These thoughts are excerpts from a seminar I attended some time back given by Chuck Hogan, a sports psychologist to the PGA Tour.
1. Should I play golf while learning the fundamentals?
2. Wouldn't I be better off just practicing at home or on the range?
3. Don't I run the risk of confusion when I am on the course and trying to learn at the same time?
Answer: Playing golf and learning golf fundamentals are two entirely different things and events. Do each as separate activities deserving of their own attention and use of your energy.
Playing golf is an act of intelligence. Learning golf fundamentals is an act of intellect. Do both, but not at the same time and/or in the same environment.
Go play golf. Go to the golf course. Hit the ball. Find the ball. Repeat until the ball is in the hole. Have fun. The end.

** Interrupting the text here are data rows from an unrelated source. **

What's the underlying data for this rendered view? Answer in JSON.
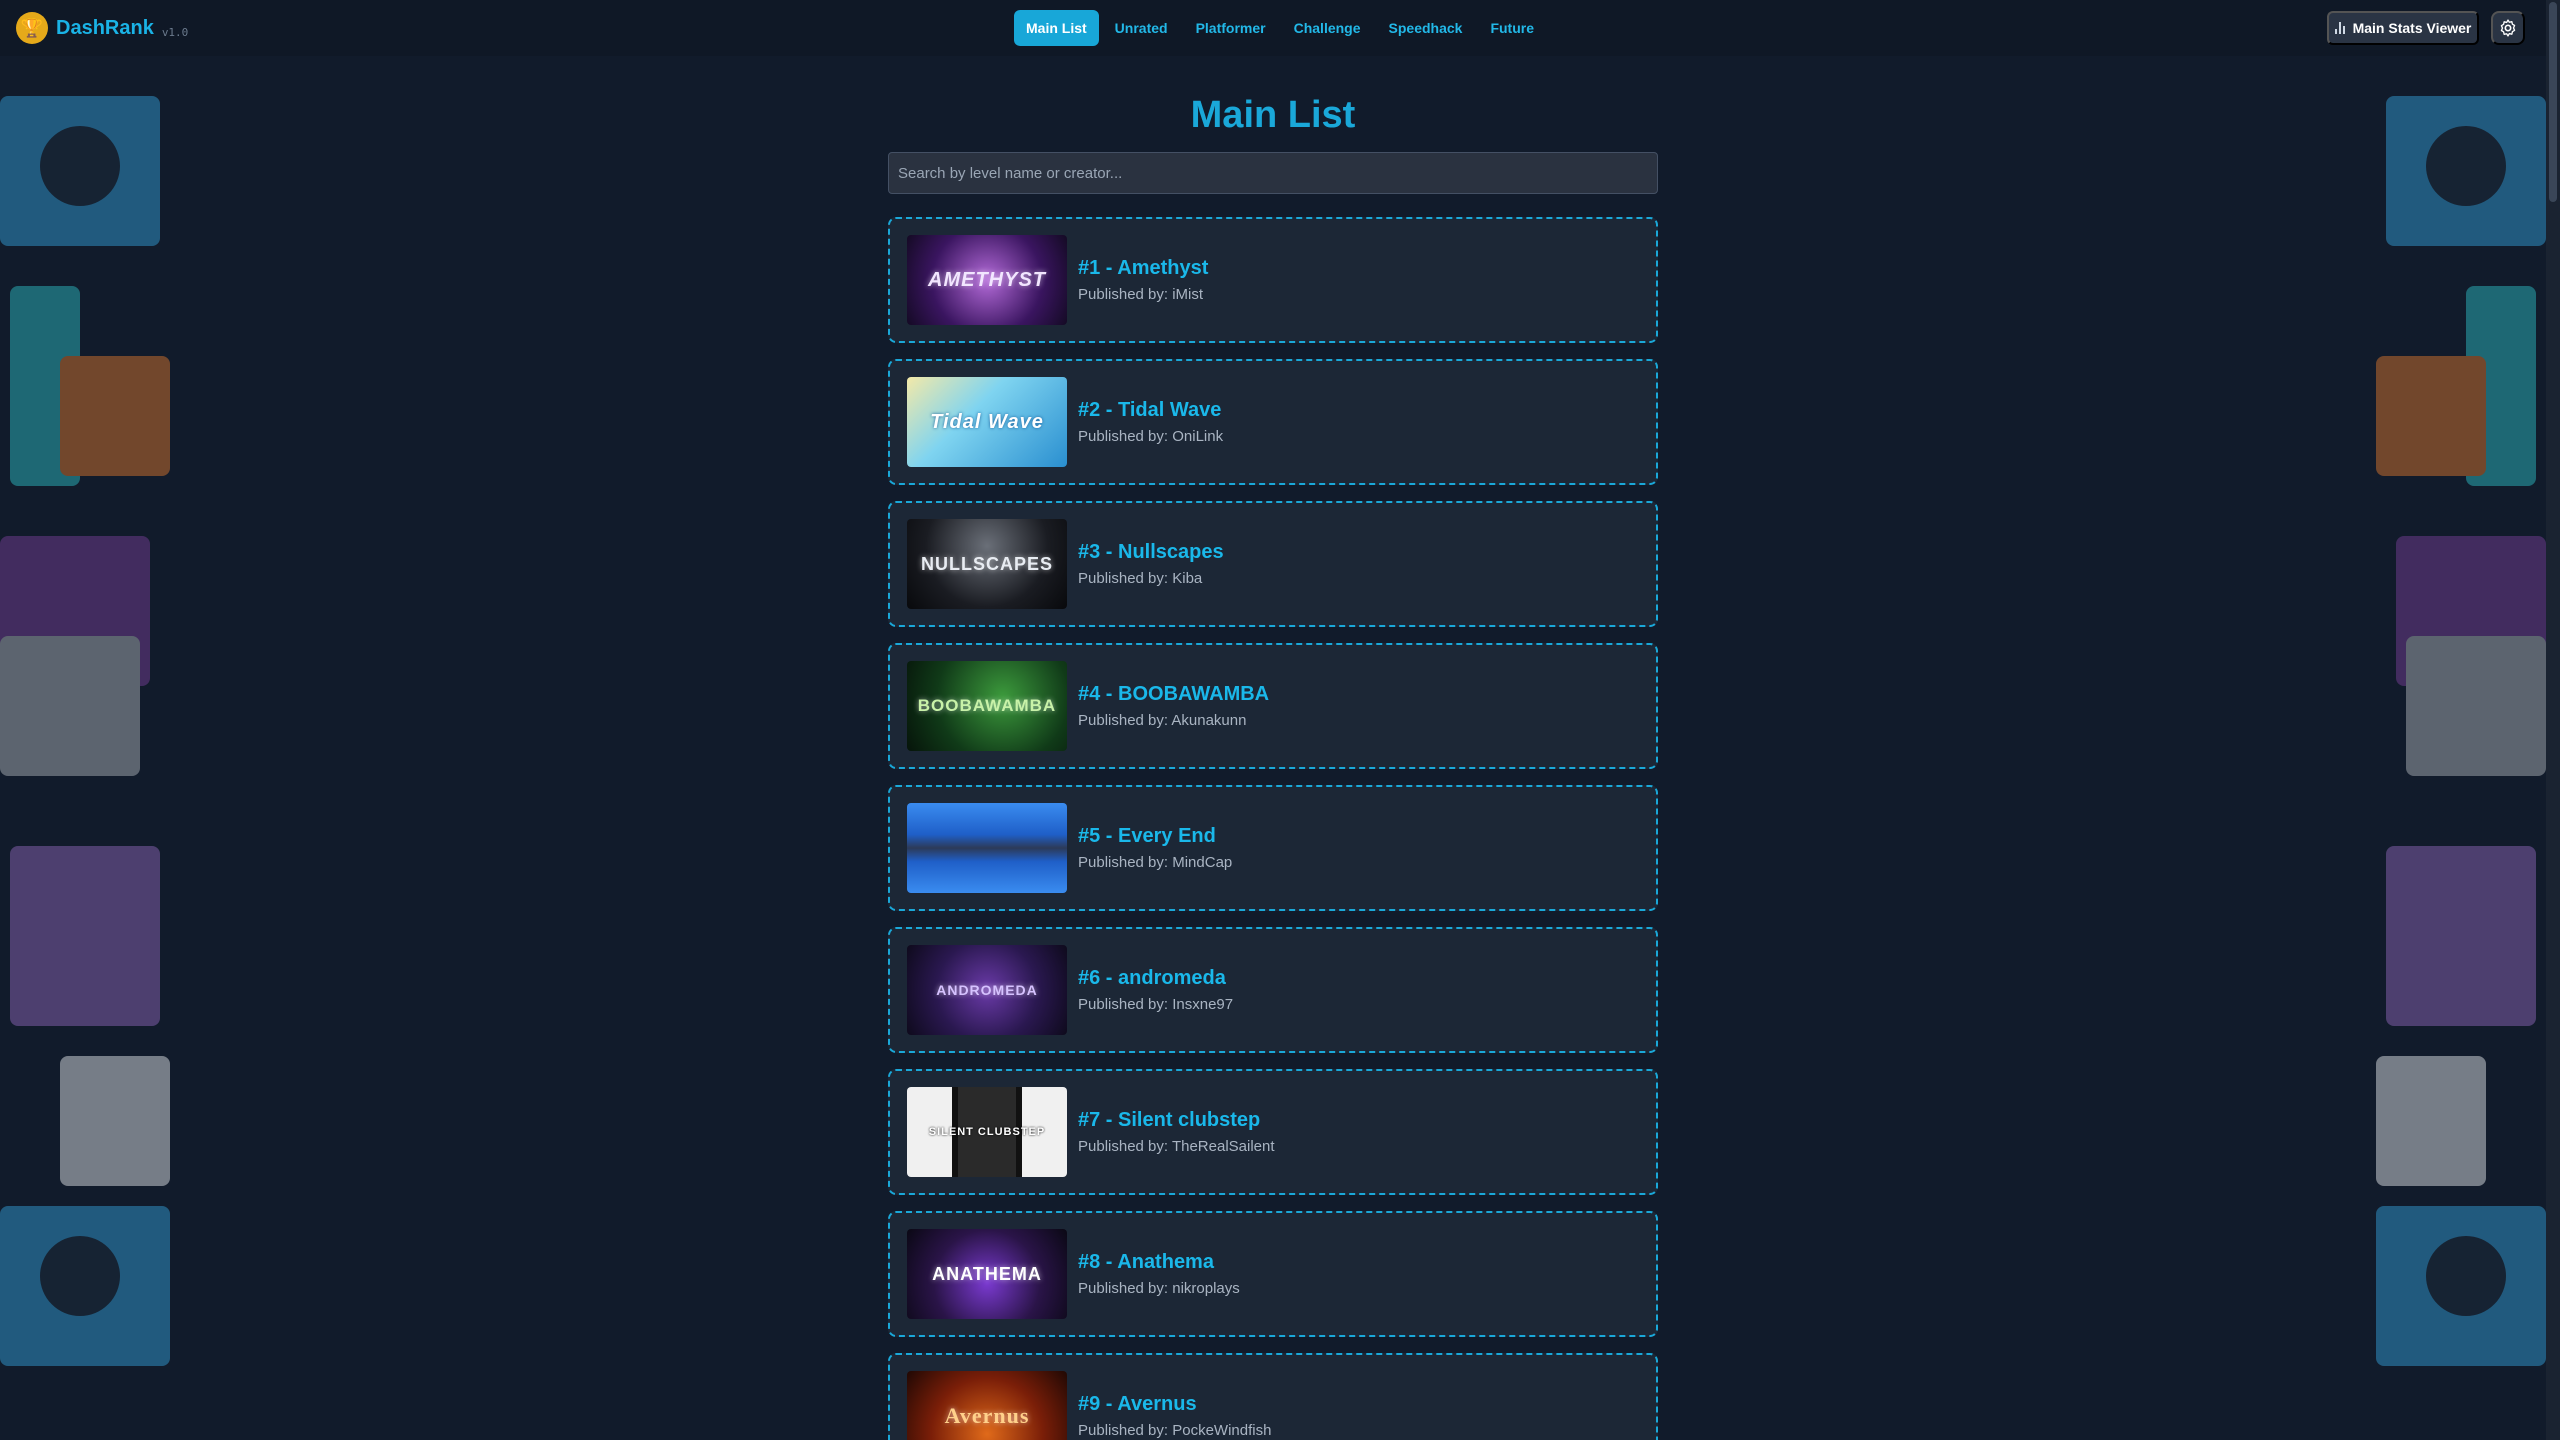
{
  "app": {
    "name": "DashRank",
    "version": "v1.0"
  },
  "nav": {
    "items": [
      {
        "label": "Main List",
        "active": true
      },
      {
        "label": "Unrated",
        "active": false
      },
      {
        "label": "Platformer",
        "active": false
      },
      {
        "label": "Challenge",
        "active": false
      },
      {
        "label": "Speedhack",
        "active": false
      },
      {
        "label": "Future",
        "active": false
      }
    ]
  },
  "header": {
    "stats_button": "Main Stats Viewer"
  },
  "main": {
    "title": "Main List",
    "search_placeholder": "Search by level name or creator...",
    "levels": [
      {
        "title": "#1 - Amethyst",
        "publisher": "Published by: iMist",
        "thumb_text": "AMETHYST"
      },
      {
        "title": "#2 - Tidal Wave",
        "publisher": "Published by: OniLink",
        "thumb_text": "Tidal Wave"
      },
      {
        "title": "#3 - Nullscapes",
        "publisher": "Published by: Kiba",
        "thumb_text": "NULLSCAPES"
      },
      {
        "title": "#4 - BOOBAWAMBA",
        "publisher": "Published by: Akunakunn",
        "thumb_text": "BOOBAWAMBA"
      },
      {
        "title": "#5 - Every End",
        "publisher": "Published by: MindCap",
        "thumb_text": ""
      },
      {
        "title": "#6 - andromeda",
        "publisher": "Published by: Insxne97",
        "thumb_text": "ANDROMEDA"
      },
      {
        "title": "#7 - Silent clubstep",
        "publisher": "Published by: TheRealSailent",
        "thumb_text": "SILENT CLUBSTEP"
      },
      {
        "title": "#8 - Anathema",
        "publisher": "Published by: nikroplays",
        "thumb_text": "ANATHEMA"
      },
      {
        "title": "#9 - Avernus",
        "publisher": "Published by: PockeWindfish",
        "thumb_text": "Avernus"
      }
    ]
  },
  "colors": {
    "accent": "#1aa8d9",
    "background": "#111b2b",
    "card": "#1c2736"
  }
}
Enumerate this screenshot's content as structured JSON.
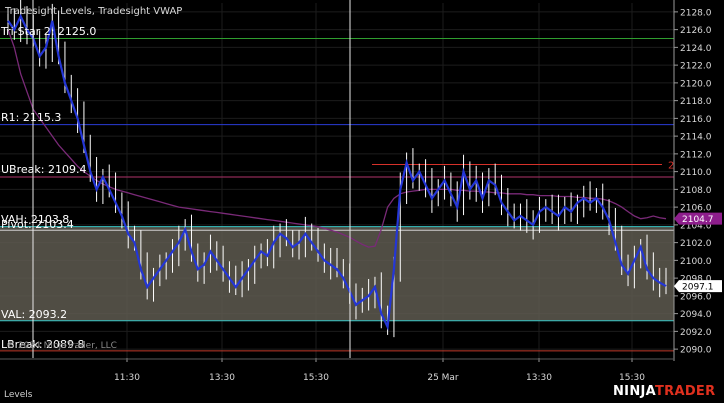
{
  "chart_data": {
    "type": "candlestick",
    "title": "Tradesight Levels, Tradesight VWAP",
    "panel_label": "Levels",
    "copyright": "© 2024 NinjaTrader, LLC",
    "ylim": [
      2089.0,
      2129.0
    ],
    "y_ticks": [
      2090.0,
      2092.0,
      2094.0,
      2096.0,
      2098.0,
      2100.0,
      2102.0,
      2104.0,
      2106.0,
      2108.0,
      2110.0,
      2112.0,
      2114.0,
      2116.0,
      2118.0,
      2120.0,
      2122.0,
      2124.0,
      2126.0,
      2128.0
    ],
    "y_tick_labels": [
      "2090.0",
      "2092.0",
      "2094.0",
      "2096.0",
      "2098.0",
      "2100.0",
      "2102.0",
      "2104.0",
      "2106.0",
      "2108.0",
      "2110.0",
      "2112.0",
      "2114.0",
      "2116.0",
      "2118.0",
      "2120.0",
      "2122.0",
      "2124.0",
      "2126.0",
      "2128.0"
    ],
    "x_tick_labels": [
      "11:30",
      "13:30",
      "15:30",
      "25 Mar",
      "13:30",
      "15:30"
    ],
    "grid": true,
    "value_area": {
      "low": 2093.2,
      "high": 2103.8,
      "color": "#5e5a50"
    },
    "levels": [
      {
        "label": "Tri-Star 2: 2125.0",
        "value": 2125.0,
        "color": "#2f9e2f"
      },
      {
        "label": "R1: 2115.3",
        "value": 2115.3,
        "color": "#2a3bd6"
      },
      {
        "label": "UBreak: 2109.4",
        "value": 2109.4,
        "color": "#b0336a"
      },
      {
        "label": "VAH: 2103.8",
        "value": 2103.8,
        "color": "#39c6c6"
      },
      {
        "label": "Pivot: 2103.4",
        "value": 2103.4,
        "color": "#cfcfcf"
      },
      {
        "label": "VAL: 2093.2",
        "value": 2093.2,
        "color": "#39c6c6"
      },
      {
        "label": "LBreak: 2089.8",
        "value": 2089.8,
        "color": "#c0392b"
      }
    ],
    "short_level": {
      "label": "2",
      "value": 2110.8,
      "color": "#d6312a"
    },
    "markers": [
      {
        "label": "2104.7",
        "value": 2104.7,
        "color": "#8e1e8c"
      },
      {
        "label": "2097.1",
        "value": 2097.1,
        "color": "#ffffff"
      }
    ],
    "vwap_color": "#7a2a78",
    "vwap": [
      2126,
      2124,
      2121,
      2119,
      2117,
      2116,
      2115,
      2114,
      2113,
      2112.2,
      2111.4,
      2110.6,
      2110.0,
      2109.5,
      2109.0,
      2108.6,
      2108.3,
      2108.0,
      2107.8,
      2107.6,
      2107.4,
      2107.2,
      2107.0,
      2106.8,
      2106.6,
      2106.4,
      2106.2,
      2106.0,
      2105.9,
      2105.8,
      2105.7,
      2105.6,
      2105.5,
      2105.4,
      2105.3,
      2105.2,
      2105.1,
      2105.0,
      2104.9,
      2104.8,
      2104.7,
      2104.6,
      2104.5,
      2104.4,
      2104.3,
      2104.2,
      2104.1,
      2104.0,
      2103.9,
      2103.8,
      2103.6,
      2103.4,
      2103.2,
      2102.9,
      2102.6,
      2102.2,
      2101.8,
      2101.5,
      2101.6,
      2103.5,
      2106.0,
      2107.0,
      2107.5,
      2107.7,
      2107.8,
      2107.9,
      2108.0,
      2108.0,
      2108.0,
      2108.0,
      2108.0,
      2107.9,
      2107.9,
      2107.8,
      2107.8,
      2107.7,
      2107.7,
      2107.6,
      2107.6,
      2107.5,
      2107.5,
      2107.5,
      2107.4,
      2107.4,
      2107.3,
      2107.3,
      2107.3,
      2107.2,
      2107.2,
      2107.2,
      2107.1,
      2107.1,
      2107.0,
      2107.0,
      2106.9,
      2106.7,
      2106.4,
      2106.0,
      2105.5,
      2105.0,
      2104.7,
      2104.8,
      2105.0,
      2104.8,
      2104.7
    ],
    "closes": [
      2127,
      2126,
      2127.5,
      2126,
      2125,
      2123,
      2124,
      2127,
      2123,
      2120,
      2118,
      2116,
      2113,
      2110,
      2108,
      2109.4,
      2108,
      2106.5,
      2105,
      2103,
      2102,
      2099,
      2097,
      2098,
      2099,
      2100,
      2101,
      2102,
      2103.5,
      2101,
      2099,
      2099.5,
      2101,
      2100,
      2099,
      2098,
      2097,
      2098,
      2099,
      2100,
      2101,
      2100.5,
      2102,
      2103,
      2102.5,
      2101.5,
      2102,
      2103,
      2102,
      2101,
      2100,
      2099.5,
      2099,
      2098,
      2096.5,
      2095,
      2095.5,
      2096,
      2097,
      2094,
      2092.5,
      2099,
      2108,
      2111,
      2109,
      2110,
      2108.5,
      2107,
      2108,
      2109,
      2107.5,
      2106,
      2110,
      2108,
      2109,
      2107,
      2109,
      2108.5,
      2106.5,
      2105.5,
      2104.5,
      2105,
      2104.5,
      2104,
      2105.5,
      2106,
      2105.5,
      2105,
      2106,
      2105.5,
      2106.5,
      2107,
      2106.5,
      2107,
      2106,
      2104.5,
      2102,
      2099.5,
      2098.5,
      2100,
      2101.5,
      2099,
      2098,
      2097.5,
      2097.1
    ]
  }
}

Learn the fundamentals. One chunk at a time. Do this in the backyard, the living room or driving range, practice putting and chipping areas but not on the golf course. Put your intention and attention on each chunk, one at a time. Continue until you have claimed somewhat of a mastery of each successive chunk and have validated your success.
Keep playing golf. Your mastery of fundamentals will emerge into your golf game as an act of play, not by forcing it there with your will.
"All intelligence arises from concrete to abstract." (from "The Magical Child," a book by Joseph Pearce).
Play golf with the indulgence of a child and your fundamentals will fall into place without your conscious awareness. It is possible to notice progress only in retrospect.
In match play a player's ball lies in a hazard. While waiting his turn to play, he casually leans on his club in the hazard. Ruling?
Answer to last teaser:
In match play, a player played his shot from a bunker. His opponent made him replay the shot since he played out of turn. Before he played, he reraked the bunker. Ruling? No penalty.
John Lucas is the professional at SkyRidge Golf Course and can be reached at firstname.lastname@example.org.